» Materials provided:
------------------------------------------------------------

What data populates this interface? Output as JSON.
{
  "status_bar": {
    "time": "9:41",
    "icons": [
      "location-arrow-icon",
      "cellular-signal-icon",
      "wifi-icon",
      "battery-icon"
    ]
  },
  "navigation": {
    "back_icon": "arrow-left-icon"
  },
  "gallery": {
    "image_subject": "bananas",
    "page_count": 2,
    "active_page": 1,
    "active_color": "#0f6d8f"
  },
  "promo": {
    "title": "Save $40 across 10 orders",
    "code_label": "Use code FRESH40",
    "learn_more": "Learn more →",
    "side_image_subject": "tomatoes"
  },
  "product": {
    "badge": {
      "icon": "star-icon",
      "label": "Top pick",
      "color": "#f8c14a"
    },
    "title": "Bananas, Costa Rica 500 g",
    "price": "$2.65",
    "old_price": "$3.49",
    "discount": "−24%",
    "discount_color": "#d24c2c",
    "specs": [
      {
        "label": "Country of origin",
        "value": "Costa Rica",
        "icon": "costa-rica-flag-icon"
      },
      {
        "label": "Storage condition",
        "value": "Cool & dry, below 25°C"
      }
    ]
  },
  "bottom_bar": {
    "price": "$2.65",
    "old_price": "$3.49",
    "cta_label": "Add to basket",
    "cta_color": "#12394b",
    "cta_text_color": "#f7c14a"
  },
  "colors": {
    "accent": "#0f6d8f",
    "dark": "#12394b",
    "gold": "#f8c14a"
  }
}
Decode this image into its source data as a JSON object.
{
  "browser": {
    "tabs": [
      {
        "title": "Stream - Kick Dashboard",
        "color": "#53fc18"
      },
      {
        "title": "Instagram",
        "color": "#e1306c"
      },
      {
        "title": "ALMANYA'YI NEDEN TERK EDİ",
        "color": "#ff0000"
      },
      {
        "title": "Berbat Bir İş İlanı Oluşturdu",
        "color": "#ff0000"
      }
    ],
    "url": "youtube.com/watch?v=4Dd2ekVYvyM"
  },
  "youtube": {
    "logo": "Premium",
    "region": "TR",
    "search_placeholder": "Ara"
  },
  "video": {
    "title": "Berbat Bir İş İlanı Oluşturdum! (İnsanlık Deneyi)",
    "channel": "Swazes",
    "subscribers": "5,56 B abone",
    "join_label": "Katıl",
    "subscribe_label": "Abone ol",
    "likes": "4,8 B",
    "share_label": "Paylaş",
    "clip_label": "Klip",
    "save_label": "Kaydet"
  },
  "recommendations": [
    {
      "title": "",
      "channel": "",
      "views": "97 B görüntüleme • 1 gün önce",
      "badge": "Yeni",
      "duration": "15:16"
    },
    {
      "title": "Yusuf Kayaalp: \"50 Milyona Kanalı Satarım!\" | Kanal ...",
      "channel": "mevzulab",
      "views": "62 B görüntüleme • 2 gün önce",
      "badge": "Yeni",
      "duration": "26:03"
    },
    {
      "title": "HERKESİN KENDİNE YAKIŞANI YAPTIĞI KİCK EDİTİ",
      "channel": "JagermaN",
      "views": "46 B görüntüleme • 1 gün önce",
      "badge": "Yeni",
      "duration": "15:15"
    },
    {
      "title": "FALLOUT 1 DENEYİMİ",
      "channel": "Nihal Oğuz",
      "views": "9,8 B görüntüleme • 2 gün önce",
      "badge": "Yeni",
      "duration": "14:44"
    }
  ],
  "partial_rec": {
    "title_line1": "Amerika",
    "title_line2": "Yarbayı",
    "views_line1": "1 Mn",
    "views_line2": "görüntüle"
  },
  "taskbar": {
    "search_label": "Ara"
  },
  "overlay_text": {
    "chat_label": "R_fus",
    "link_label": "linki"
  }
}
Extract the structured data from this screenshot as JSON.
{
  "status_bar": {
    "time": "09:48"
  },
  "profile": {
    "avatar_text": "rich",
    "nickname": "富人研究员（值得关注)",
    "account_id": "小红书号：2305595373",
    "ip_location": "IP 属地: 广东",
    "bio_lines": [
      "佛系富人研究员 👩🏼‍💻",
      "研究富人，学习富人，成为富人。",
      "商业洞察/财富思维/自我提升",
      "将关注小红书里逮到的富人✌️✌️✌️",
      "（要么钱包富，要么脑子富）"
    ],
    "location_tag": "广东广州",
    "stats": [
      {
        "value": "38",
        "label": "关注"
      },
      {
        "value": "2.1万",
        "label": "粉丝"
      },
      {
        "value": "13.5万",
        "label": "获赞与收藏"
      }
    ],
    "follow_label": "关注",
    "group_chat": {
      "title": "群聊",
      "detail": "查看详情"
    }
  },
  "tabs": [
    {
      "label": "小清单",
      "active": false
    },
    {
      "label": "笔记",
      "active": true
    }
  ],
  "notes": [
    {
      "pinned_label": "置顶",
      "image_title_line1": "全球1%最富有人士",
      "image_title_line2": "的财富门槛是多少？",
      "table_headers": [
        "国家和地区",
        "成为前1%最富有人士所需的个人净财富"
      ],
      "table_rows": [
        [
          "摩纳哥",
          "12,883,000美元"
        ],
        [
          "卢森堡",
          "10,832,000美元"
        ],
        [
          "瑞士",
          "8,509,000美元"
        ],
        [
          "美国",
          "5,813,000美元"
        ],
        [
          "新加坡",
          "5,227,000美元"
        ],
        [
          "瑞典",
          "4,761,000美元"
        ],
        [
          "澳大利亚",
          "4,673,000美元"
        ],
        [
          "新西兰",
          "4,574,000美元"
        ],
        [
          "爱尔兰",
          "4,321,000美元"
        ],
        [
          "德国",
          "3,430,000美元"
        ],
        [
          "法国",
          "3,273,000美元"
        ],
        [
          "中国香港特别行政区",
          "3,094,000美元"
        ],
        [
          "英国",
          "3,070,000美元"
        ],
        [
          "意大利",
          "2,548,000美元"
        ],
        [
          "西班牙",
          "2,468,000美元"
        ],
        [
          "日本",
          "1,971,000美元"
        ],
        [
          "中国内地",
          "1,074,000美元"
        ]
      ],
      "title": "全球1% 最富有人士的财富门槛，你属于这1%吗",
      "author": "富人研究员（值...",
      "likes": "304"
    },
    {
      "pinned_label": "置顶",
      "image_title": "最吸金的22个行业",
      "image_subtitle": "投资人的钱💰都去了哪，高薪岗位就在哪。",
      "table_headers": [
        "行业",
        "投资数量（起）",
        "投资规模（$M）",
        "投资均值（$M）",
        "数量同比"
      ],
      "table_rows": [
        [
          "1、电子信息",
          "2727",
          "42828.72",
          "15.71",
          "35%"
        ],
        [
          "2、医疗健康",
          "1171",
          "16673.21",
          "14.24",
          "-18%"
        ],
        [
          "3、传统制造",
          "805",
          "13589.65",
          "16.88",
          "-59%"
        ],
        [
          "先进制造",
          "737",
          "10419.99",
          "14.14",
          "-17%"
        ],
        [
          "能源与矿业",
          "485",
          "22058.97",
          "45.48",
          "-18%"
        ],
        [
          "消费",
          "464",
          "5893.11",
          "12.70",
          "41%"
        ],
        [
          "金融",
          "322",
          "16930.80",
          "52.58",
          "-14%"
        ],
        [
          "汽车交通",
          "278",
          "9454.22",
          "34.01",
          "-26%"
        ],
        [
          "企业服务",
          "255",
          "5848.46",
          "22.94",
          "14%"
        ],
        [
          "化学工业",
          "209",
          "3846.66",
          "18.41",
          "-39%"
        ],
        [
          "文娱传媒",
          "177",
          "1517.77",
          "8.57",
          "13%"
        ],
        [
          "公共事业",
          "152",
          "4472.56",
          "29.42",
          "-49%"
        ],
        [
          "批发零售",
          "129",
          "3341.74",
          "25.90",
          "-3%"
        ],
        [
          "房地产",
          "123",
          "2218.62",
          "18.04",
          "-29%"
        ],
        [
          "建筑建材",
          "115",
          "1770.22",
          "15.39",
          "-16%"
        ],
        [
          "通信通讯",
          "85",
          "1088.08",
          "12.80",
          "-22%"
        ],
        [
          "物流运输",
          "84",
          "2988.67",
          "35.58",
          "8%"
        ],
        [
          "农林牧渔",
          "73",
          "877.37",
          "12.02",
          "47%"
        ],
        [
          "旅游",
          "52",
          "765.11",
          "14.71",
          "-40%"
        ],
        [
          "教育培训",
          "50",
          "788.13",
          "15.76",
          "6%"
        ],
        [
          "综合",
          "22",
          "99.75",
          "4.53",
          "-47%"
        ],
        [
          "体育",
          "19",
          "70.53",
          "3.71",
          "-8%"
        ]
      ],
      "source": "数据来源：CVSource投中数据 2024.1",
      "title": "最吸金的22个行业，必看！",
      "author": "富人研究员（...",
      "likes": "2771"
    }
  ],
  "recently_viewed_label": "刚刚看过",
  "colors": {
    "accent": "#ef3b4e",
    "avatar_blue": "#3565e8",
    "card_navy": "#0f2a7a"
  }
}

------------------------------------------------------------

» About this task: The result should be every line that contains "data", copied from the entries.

» Response for this exercise:
What data populates this interface? Output as JSON.
Decode this image into its source data as a JSON object.
Extract the structured data from this screenshot as JSON.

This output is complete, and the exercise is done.